Prozac gave me a new outlook on life.
I am not afraid to say it. I see the news, I know the public sentiment. Being pro-Big Pharma is not the cool thing to do. Politics and business practices aside, this drug has given me a glimpse of my former self. For that, I am thankful, grateful and glad.
My doctor said it will take four to six weeks before I will see the full benefit of the Prozac.
Or, in that time, my doctor and I will determine that additional measures are required. Once again, I am seeing why having Medicine management beats out just having someone write a prescription.
I have not spoken to anyone who has taken Prozac.
My first experience with it began 6 or 7 years ago. Secretly seeking help to stay on my game, I worked with a Psychiatrist in New Jersey. She prescribed Prozac, 20 mg. My body took a while to adjust. I got hot flashes for the first few weeks. They would come on as a wave of heat and sometimes nausea, always getting my full attention. I would have to find a quiet place and wait while they passed.
Then one morning, I woke and discovered I was “me.”
Not anxious, not overly happy or sad, just me. That feeling was worth all the hot flashes and uncertainty about whether taking Prozac was going to be worth it.
Things went along increasingly well. And in that “boy I’m glad this worked” moment, I felt I did not need the Prozac anymore. By now, I was having my Primary Care Physician fill the prescription. At my request, he gave me instructions on how to cut back and then stop taking Prozac without crashing my system. His directions worked.
So, for the past year, I had been drugfree.

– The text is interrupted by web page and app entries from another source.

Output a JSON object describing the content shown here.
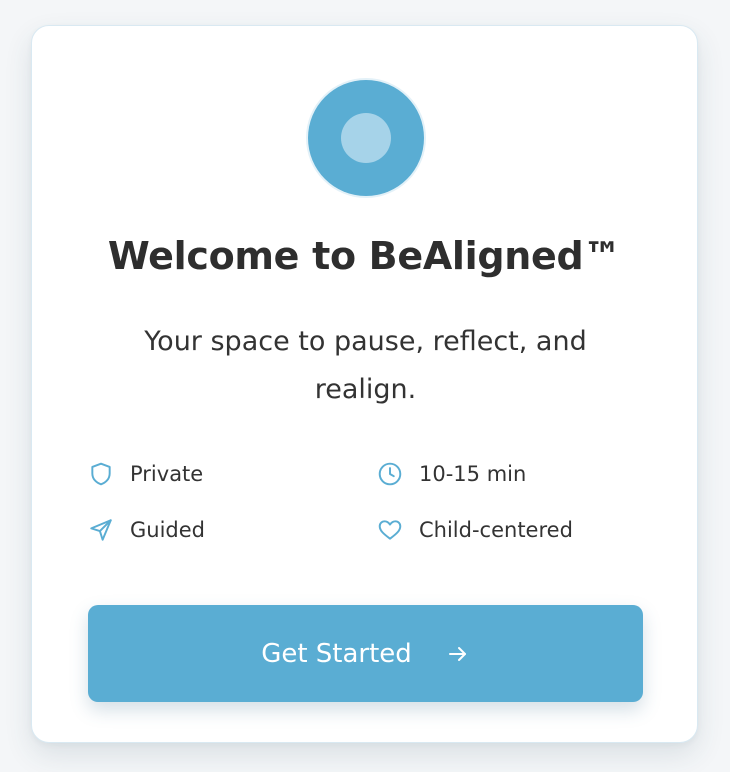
{
  "brand": {
    "accent_color": "#5aadd3",
    "accent_light": "#a6d3e9",
    "logo_icon": "circle-logo-icon"
  },
  "welcome": {
    "title": "Welcome to BeAligned™",
    "subtitle": "Your space to pause, reflect, and realign."
  },
  "features": [
    {
      "label": "Private",
      "icon": "shield-icon"
    },
    {
      "label": "10-15 min",
      "icon": "clock-icon"
    },
    {
      "label": "Guided",
      "icon": "send-icon"
    },
    {
      "label": "Child-centered",
      "icon": "heart-icon"
    }
  ],
  "cta": {
    "label": "Get Started",
    "icon": "arrow-right-icon"
  }
}
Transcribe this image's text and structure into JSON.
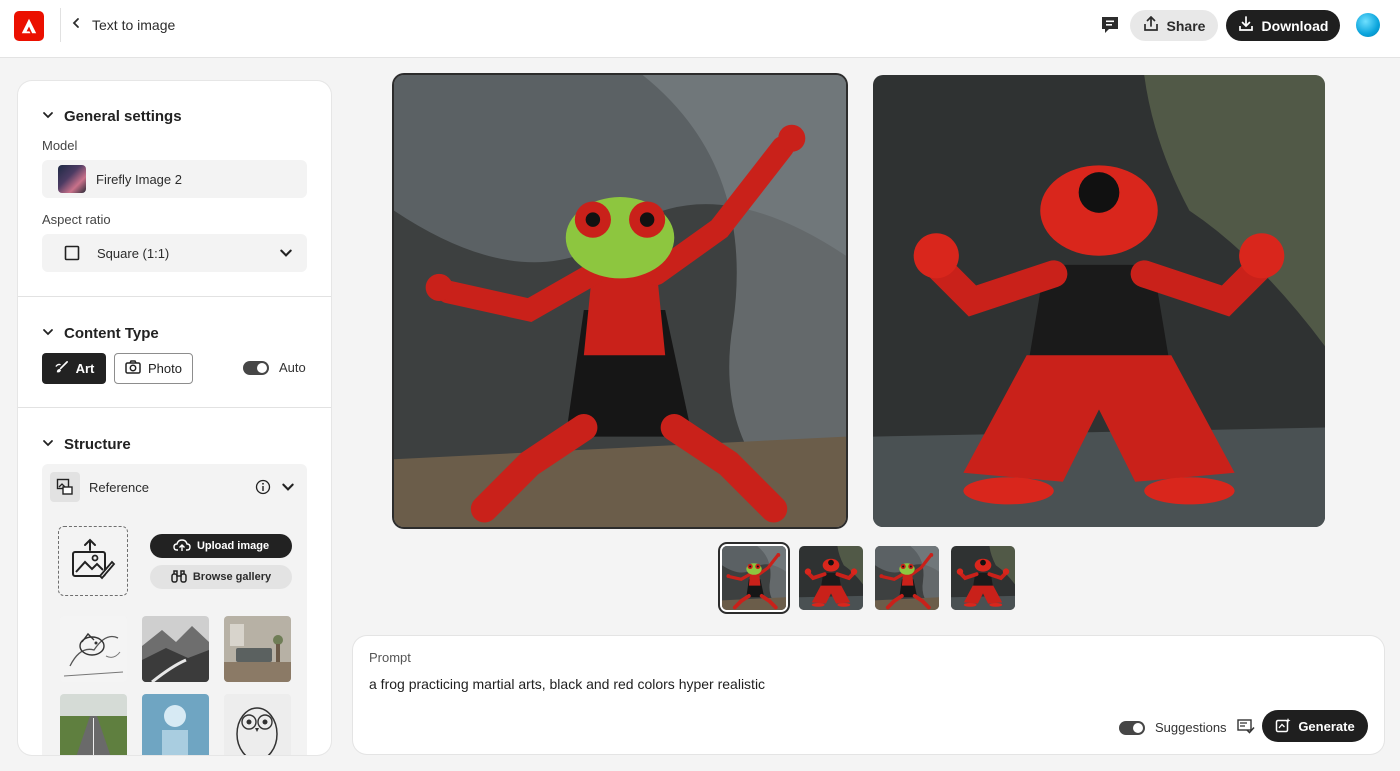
{
  "header": {
    "title": "Text to image",
    "share_label": "Share",
    "download_label": "Download"
  },
  "settings": {
    "general": {
      "heading": "General settings",
      "model_label": "Model",
      "model_value": "Firefly Image 2",
      "aspect_label": "Aspect ratio",
      "aspect_value": "Square (1:1)"
    },
    "content_type": {
      "heading": "Content Type",
      "art_label": "Art",
      "photo_label": "Photo",
      "auto_label": "Auto"
    },
    "structure": {
      "heading": "Structure",
      "reference_label": "Reference",
      "upload_label": "Upload image",
      "gallery_label": "Browse gallery"
    }
  },
  "results": {
    "selected_index": 0,
    "thumbnail_count": 4
  },
  "prompt": {
    "label": "Prompt",
    "text": "a frog practicing martial arts, black and red colors hyper realistic",
    "suggestions_label": "Suggestions",
    "generate_label": "Generate"
  },
  "colors": {
    "brand": "#eb1000",
    "dark_button": "#1f1f1f",
    "frog_red": "#d9261c",
    "frog_green": "#8dc63f"
  }
}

I replaced the Prozac with four trips to the gym every week. The exercise produced positive endorphins. But it hasn’t been enough to keep my depression from coming back. And this time, it means business.

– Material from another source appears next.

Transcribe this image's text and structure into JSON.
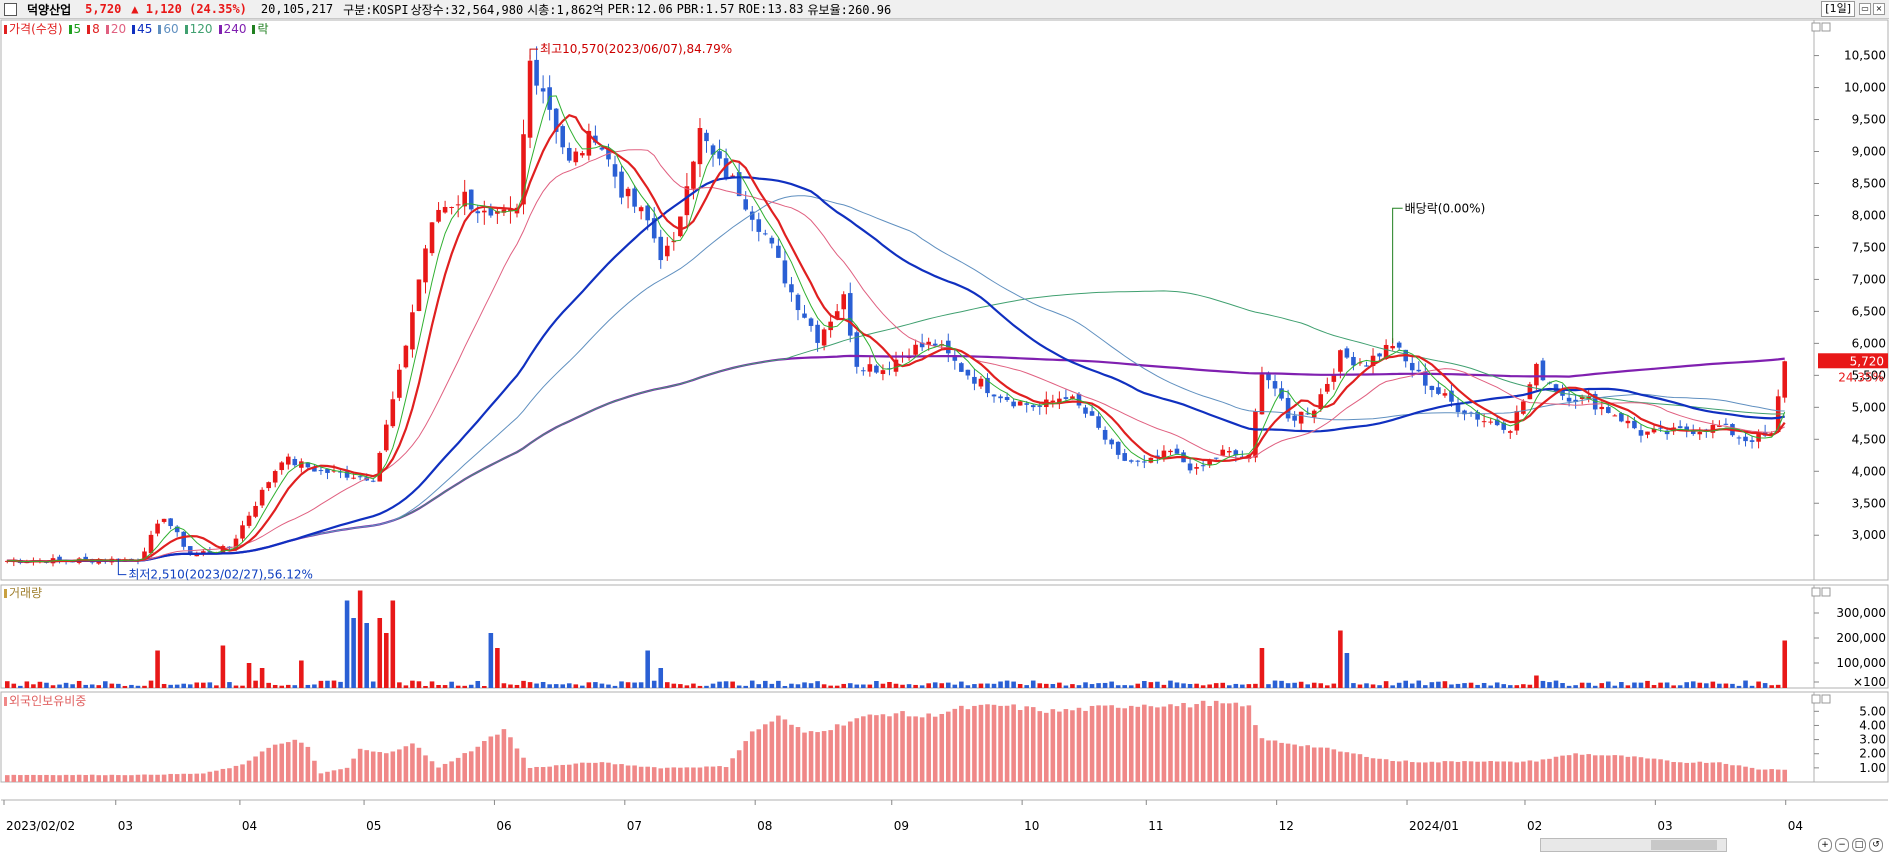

From the doctor’s in the hospital I learned that managing depression is forever, not just when you feel bad. Knowing the signs can help head off the onset of low times. Not paying attention to this has caused me to crash and burn, tumbling lower this time than anything I can remember.
Now I m back on Prozac.
It will be a few more weeks before the full effects will be seen. The damage I have caused to my mind is staggering, if invisible. The toll it has taken on my body is clear. I have lost 30 pounds since January. Now, I started the year wanting to lose some weight, but the cycle accelerated last month, as I find food less and less attractive.
“I have depression, depression doesn’t have me.”
I shout this from the rooftops and try to believe it. My experience tells me that Prozac will work. Once before, the drug had brought me back to being myself. But it is a waiting game. I need to have patience and work on my attitude, as I wait for the Prozac to work on my mind.
Being on a journey towards improved mental health, I would appreciate any thoughts or comments readers have about how I can improve my chances for success. I welcome your ideas.
Please share in the comments section or shoot me an email.